After a good bit of research, and a few meetings, we passed this protocol. The RNs are getting "on board" fast with it (pun intended), and we're working with EMS to make sure these interfaces go smoothly. There was remarkably little trouble passing this through the multiple committees.
If anyone has any questions about passing something similar at their shop, email me at brooks.walshatGmail.com.
Emergency Department(ED) Long-Spine Board Removal Policy Background
While maintaining spinal precautions according to standard practice, ED RN staff will remove patients from the LSB, with the assistance of the transporting EMS crew or available emergency department staff.
Cervical spine immobilization, through the use of cervical immobilization collars (CIC) and spinal precautions (SP), is felt to be protective when a patient has a known or
suspected cervical spinal fracture, and is common practice in the ED. The use of the long-spine board (LSB), however, has been associated with numerous potential adverse effects. Adverse effects of the use of the LSB include tissue ischemia, and the heightened risk of pressure ulcers. Furthermore, an unattended patient who is fully and properly restrained on a LSB is unable to turn him or herself if they vomit. A number of experts in emergency trauma care recommend the removal of a LSB as early as practicable after arrival in the ED.
The patient, while immobilized, will be moved to a stretcher. The head-blocks and tape will be removed prior to removing the straps across the torso and legs. Logroll according to standard spine precautions will be performed, and the LSB
removed. The patient will be left in supine position, with the CIC left in place.
The minimum team for LSB removal will comprise of 3 healthcare providers. ED RN will
remove the patient from the LSB with the assistance of the transporting EMS crew or available ED staff. It should be emphasized that this policy does not describe or endorse RN “clearance” of the cervical, thoracic, or lumbar spine. During removal of the LSB, spinal precautions will be maintained.
This policy does not apply to:
* Patients triaged to Trauma Alert or Trauma Code status, or
* Patients placed on a LSB without a CIC or SP, in order to facilitate extrication and
transport (e.g. atraumatic artificial hip dislocation).
Patients are otherwise universally eligible for removal of LSB, including patients:
* Of all ages,
* Of any level of mental status, or
* With any source or degree of pain (including neck or back pain)
Early acute management in adults with spinal cord injury, J Spinal Cord Med. 2008; 31(4)408-479
Vickery D, Emerg, Med J 2001; 18; 51-54 The use of backboards after pre-hospital phase of trauma management
Kwan I, Cochrane database of systemic reviews 2001, Issues 2
March JA, Prehosp Emerg Care. 2002 Oct-Dec; 6 (4):421-4 Changes in physical examination caused by use of spinal immobilization
Totten 1999 Respiratory effects of spinal immobilizations www.ncbi.nlm.nih.gov/pubmed/10534038

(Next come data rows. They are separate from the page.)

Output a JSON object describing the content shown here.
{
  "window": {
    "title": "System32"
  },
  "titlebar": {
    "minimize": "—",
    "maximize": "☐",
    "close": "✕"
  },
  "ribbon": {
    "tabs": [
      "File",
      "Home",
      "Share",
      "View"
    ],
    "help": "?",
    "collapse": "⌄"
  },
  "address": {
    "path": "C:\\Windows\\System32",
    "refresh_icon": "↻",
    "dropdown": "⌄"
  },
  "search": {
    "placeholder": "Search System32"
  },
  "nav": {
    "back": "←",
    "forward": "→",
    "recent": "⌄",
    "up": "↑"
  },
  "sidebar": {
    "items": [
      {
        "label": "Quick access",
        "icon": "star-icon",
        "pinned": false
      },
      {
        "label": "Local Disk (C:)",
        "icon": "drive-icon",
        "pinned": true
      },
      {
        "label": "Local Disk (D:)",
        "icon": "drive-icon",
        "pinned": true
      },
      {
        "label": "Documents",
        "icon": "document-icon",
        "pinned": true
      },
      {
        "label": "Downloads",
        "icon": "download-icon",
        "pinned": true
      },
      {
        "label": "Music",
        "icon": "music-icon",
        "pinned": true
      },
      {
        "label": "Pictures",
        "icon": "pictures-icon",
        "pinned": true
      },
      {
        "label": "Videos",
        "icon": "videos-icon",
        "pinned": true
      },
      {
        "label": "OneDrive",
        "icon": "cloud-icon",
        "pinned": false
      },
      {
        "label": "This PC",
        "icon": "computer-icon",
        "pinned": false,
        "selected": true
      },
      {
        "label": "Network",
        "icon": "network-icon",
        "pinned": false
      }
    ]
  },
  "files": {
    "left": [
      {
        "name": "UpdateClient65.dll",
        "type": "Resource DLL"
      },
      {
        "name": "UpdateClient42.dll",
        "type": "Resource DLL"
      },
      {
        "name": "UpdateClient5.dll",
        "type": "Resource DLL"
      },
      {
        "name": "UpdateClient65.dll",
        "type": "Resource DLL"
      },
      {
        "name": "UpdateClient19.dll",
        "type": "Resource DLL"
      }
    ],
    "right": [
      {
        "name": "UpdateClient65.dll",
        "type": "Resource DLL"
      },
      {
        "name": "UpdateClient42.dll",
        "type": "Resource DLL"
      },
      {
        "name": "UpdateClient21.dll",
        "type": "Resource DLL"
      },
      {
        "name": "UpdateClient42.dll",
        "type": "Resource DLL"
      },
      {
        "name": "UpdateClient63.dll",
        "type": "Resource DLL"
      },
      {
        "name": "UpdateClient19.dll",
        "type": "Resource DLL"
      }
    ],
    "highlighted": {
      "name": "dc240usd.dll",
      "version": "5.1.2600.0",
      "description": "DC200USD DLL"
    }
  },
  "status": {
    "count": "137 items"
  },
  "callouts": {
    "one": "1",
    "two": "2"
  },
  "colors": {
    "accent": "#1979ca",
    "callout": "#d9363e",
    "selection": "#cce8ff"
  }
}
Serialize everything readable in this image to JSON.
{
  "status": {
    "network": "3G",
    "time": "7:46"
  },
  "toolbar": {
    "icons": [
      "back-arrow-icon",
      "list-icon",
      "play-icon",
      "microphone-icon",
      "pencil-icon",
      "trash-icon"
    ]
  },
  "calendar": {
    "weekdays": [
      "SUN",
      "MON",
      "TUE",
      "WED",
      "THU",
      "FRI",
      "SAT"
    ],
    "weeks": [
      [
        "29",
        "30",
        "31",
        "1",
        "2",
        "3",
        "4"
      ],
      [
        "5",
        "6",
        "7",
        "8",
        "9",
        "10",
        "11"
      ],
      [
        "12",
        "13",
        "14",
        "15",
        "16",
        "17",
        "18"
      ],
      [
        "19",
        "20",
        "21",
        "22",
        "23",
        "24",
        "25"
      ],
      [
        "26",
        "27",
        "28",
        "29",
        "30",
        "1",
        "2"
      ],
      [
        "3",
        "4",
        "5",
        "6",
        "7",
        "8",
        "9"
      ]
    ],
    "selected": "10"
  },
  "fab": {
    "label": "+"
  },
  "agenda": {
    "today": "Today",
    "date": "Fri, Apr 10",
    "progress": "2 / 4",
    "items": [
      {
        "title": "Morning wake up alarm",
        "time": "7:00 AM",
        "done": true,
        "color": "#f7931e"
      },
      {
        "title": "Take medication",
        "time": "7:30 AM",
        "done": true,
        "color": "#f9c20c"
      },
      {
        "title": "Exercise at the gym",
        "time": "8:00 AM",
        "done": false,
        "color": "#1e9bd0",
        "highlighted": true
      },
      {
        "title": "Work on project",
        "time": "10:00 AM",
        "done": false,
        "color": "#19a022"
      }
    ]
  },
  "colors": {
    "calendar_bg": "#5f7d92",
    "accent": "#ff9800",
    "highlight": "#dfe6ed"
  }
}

Berg GM, J Trauma acute care surg 2012 Mar; 72(3):793-5 Pressure ulcers in the trauma population
Lubertt, Eur J Trauma 2005; 31:375-8 Is there reason for Spine Board immobilization in the emergency department
Aug 31, '12hi Kelly
glad to hear you have had success with a sensible policy , i presume your exclusion of 'trauma code' patients is because of the way in which that will work with respect to ATLS type methodology and puts the decision if and when with the trauma team leader doctor ...l
Sep 5, '12Ironically, the more seriously injured patients spend the least amount of time on the board. They all come off, right at the start.
Collar usually stays on, though, at least initially